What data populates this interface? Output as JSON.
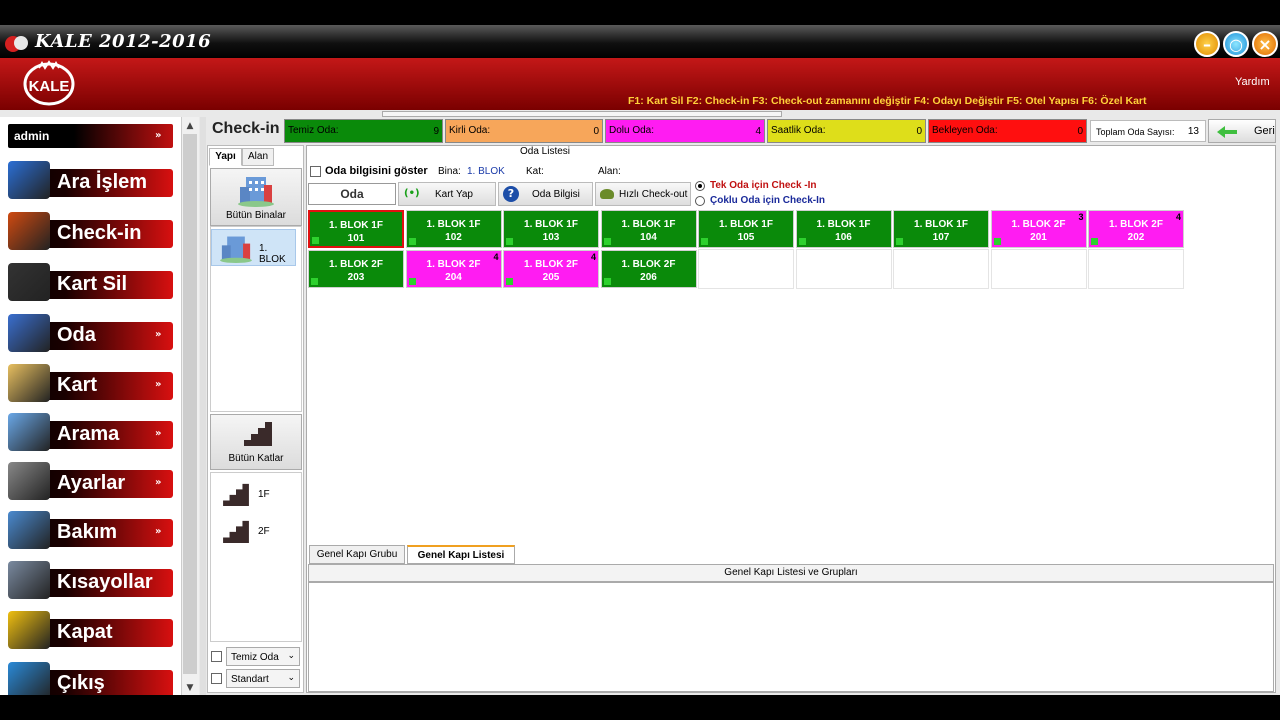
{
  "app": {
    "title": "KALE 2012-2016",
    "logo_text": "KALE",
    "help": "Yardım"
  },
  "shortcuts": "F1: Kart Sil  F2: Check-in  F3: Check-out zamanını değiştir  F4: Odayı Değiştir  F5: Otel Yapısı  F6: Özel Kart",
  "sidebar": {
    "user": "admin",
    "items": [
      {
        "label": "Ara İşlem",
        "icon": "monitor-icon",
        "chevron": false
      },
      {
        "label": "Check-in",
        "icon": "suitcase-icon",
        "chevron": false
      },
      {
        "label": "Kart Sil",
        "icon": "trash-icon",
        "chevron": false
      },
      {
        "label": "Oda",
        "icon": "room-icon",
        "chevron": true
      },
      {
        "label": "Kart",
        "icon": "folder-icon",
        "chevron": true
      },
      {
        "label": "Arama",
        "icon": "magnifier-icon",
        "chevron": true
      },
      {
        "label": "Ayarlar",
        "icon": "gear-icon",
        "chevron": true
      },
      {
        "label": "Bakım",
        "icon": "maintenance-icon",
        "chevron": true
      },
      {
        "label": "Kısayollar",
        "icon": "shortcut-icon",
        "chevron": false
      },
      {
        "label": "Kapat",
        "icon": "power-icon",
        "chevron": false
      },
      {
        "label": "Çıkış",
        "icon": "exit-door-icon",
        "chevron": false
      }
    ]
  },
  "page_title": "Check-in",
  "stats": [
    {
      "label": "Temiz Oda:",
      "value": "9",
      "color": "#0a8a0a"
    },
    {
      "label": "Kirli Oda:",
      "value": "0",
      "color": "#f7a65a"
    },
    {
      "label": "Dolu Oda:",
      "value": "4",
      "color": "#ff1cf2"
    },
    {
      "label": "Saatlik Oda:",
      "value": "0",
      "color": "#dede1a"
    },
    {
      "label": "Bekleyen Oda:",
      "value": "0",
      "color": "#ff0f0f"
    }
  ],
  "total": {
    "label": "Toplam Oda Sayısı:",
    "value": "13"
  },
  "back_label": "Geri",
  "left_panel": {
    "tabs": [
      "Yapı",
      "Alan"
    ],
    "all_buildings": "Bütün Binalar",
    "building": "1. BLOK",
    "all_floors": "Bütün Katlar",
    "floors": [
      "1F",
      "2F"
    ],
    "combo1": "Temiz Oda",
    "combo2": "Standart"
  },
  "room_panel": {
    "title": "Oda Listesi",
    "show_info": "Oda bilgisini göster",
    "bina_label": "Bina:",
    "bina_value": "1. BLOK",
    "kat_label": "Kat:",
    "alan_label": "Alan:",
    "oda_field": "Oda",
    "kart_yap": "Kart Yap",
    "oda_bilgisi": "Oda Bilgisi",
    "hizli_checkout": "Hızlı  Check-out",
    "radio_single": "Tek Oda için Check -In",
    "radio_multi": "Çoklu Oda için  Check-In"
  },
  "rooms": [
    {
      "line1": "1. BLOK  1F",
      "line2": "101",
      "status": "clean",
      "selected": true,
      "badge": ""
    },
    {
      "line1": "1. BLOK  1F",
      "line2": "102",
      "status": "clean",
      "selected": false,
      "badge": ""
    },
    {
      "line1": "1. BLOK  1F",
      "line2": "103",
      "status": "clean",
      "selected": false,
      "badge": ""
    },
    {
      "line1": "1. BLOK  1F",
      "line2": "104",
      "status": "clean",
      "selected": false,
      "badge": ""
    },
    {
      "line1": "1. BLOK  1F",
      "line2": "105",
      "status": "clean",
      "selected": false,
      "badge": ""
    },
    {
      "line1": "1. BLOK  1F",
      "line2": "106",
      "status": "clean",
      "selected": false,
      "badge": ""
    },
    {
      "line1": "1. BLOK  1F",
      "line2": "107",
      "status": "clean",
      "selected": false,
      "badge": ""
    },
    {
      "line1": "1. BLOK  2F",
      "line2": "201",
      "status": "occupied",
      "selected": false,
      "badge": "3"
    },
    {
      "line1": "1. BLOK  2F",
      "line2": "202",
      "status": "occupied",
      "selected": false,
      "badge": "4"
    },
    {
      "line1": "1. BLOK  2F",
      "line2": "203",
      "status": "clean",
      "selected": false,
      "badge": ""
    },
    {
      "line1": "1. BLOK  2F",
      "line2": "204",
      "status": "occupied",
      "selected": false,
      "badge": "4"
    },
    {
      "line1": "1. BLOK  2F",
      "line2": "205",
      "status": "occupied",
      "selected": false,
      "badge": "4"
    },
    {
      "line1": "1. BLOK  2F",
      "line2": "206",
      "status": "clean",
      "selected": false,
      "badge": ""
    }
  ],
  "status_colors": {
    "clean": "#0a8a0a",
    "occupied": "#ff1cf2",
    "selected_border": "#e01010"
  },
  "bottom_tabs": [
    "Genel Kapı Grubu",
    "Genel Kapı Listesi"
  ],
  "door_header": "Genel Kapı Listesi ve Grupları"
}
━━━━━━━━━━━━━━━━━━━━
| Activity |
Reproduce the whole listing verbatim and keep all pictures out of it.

| Answer |
What data populates this interface? Output as JSON.
{
  "app": {
    "title": "KALE 2012-2016",
    "logo_text": "KALE",
    "help": "Yardım"
  },
  "shortcuts": "F1: Kart Sil  F2: Check-in  F3: Check-out zamanını değiştir  F4: Odayı Değiştir  F5: Otel Yapısı  F6: Özel Kart",
  "sidebar": {
    "user": "admin",
    "items": [
      {
        "label": "Ara İşlem",
        "icon": "monitor-icon",
        "chevron": false
      },
      {
        "label": "Check-in",
        "icon": "suitcase-icon",
        "chevron": false
      },
      {
        "label": "Kart Sil",
        "icon": "trash-icon",
        "chevron": false
      },
      {
        "label": "Oda",
        "icon": "room-icon",
        "chevron": true
      },
      {
        "label": "Kart",
        "icon": "folder-icon",
        "chevron": true
      },
      {
        "label": "Arama",
        "icon": "magnifier-icon",
        "chevron": true
      },
      {
        "label": "Ayarlar",
        "icon": "gear-icon",
        "chevron": true
      },
      {
        "label": "Bakım",
        "icon": "maintenance-icon",
        "chevron": true
      },
      {
        "label": "Kısayollar",
        "icon": "shortcut-icon",
        "chevron": false
      },
      {
        "label": "Kapat",
        "icon": "power-icon",
        "chevron": false
      },
      {
        "label": "Çıkış",
        "icon": "exit-door-icon",
        "chevron": false
      }
    ]
  },
  "page_title": "Check-in",
  "stats": [
    {
      "label": "Temiz Oda:",
      "value": "9",
      "color": "#0a8a0a"
    },
    {
      "label": "Kirli Oda:",
      "value": "0",
      "color": "#f7a65a"
    },
    {
      "label": "Dolu Oda:",
      "value": "4",
      "color": "#ff1cf2"
    },
    {
      "label": "Saatlik Oda:",
      "value": "0",
      "color": "#dede1a"
    },
    {
      "label": "Bekleyen Oda:",
      "value": "0",
      "color": "#ff0f0f"
    }
  ],
  "total": {
    "label": "Toplam Oda Sayısı:",
    "value": "13"
  },
  "back_label": "Geri",
  "left_panel": {
    "tabs": [
      "Yapı",
      "Alan"
    ],
    "all_buildings": "Bütün Binalar",
    "building": "1. BLOK",
    "all_floors": "Bütün Katlar",
    "floors": [
      "1F",
      "2F"
    ],
    "combo1": "Temiz Oda",
    "combo2": "Standart"
  },
  "room_panel": {
    "title": "Oda Listesi",
    "show_info": "Oda bilgisini göster",
    "bina_label": "Bina:",
    "bina_value": "1. BLOK",
    "kat_label": "Kat:",
    "alan_label": "Alan:",
    "oda_field": "Oda",
    "kart_yap": "Kart Yap",
    "oda_bilgisi": "Oda Bilgisi",
    "hizli_checkout": "Hızlı  Check-out",
    "radio_single": "Tek Oda için Check -In",
    "radio_multi": "Çoklu Oda için  Check-In"
  },
  "rooms": [
    {
      "line1": "1. BLOK  1F",
      "line2": "101",
      "status": "clean",
      "selected": true,
      "badge": ""
    },
    {
      "line1": "1. BLOK  1F",
      "line2": "102",
      "status": "clean",
      "selected": false,
      "badge": ""
    },
    {
      "line1": "1. BLOK  1F",
      "line2": "103",
      "status": "clean",
      "selected": false,
      "badge": ""
    },
    {
      "line1": "1. BLOK  1F",
      "line2": "104",
      "status": "clean",
      "selected": false,
      "badge": ""
    },
    {
      "line1": "1. BLOK  1F",
      "line2": "105",
      "status": "clean",
      "selected": false,
      "badge": ""
    },
    {
      "line1": "1. BLOK  1F",
      "line2": "106",
      "status": "clean",
      "selected": false,
      "badge": ""
    },
    {
      "line1": "1. BLOK  1F",
      "line2": "107",
      "status": "clean",
      "selected": false,
      "badge": ""
    },
    {
      "line1": "1. BLOK  2F",
      "line2": "201",
      "status": "occupied",
      "selected": false,
      "badge": "3"
    },
    {
      "line1": "1. BLOK  2F",
      "line2": "202",
      "status": "occupied",
      "selected": false,
      "badge": "4"
    },
    {
      "line1": "1. BLOK  2F",
      "line2": "203",
      "status": "clean",
      "selected": false,
      "badge": ""
    },
    {
      "line1": "1. BLOK  2F",
      "line2": "204",
      "status": "occupied",
      "selected": false,
      "badge": "4"
    },
    {
      "line1": "1. BLOK  2F",
      "line2": "205",
      "status": "occupied",
      "selected": false,
      "badge": "4"
    },
    {
      "line1": "1. BLOK  2F",
      "line2": "206",
      "status": "clean",
      "selected": false,
      "badge": ""
    }
  ],
  "status_colors": {
    "clean": "#0a8a0a",
    "occupied": "#ff1cf2",
    "selected_border": "#e01010"
  },
  "bottom_tabs": [
    "Genel Kapı Grubu",
    "Genel Kapı Listesi"
  ],
  "door_header": "Genel Kapı Listesi ve Grupları"
}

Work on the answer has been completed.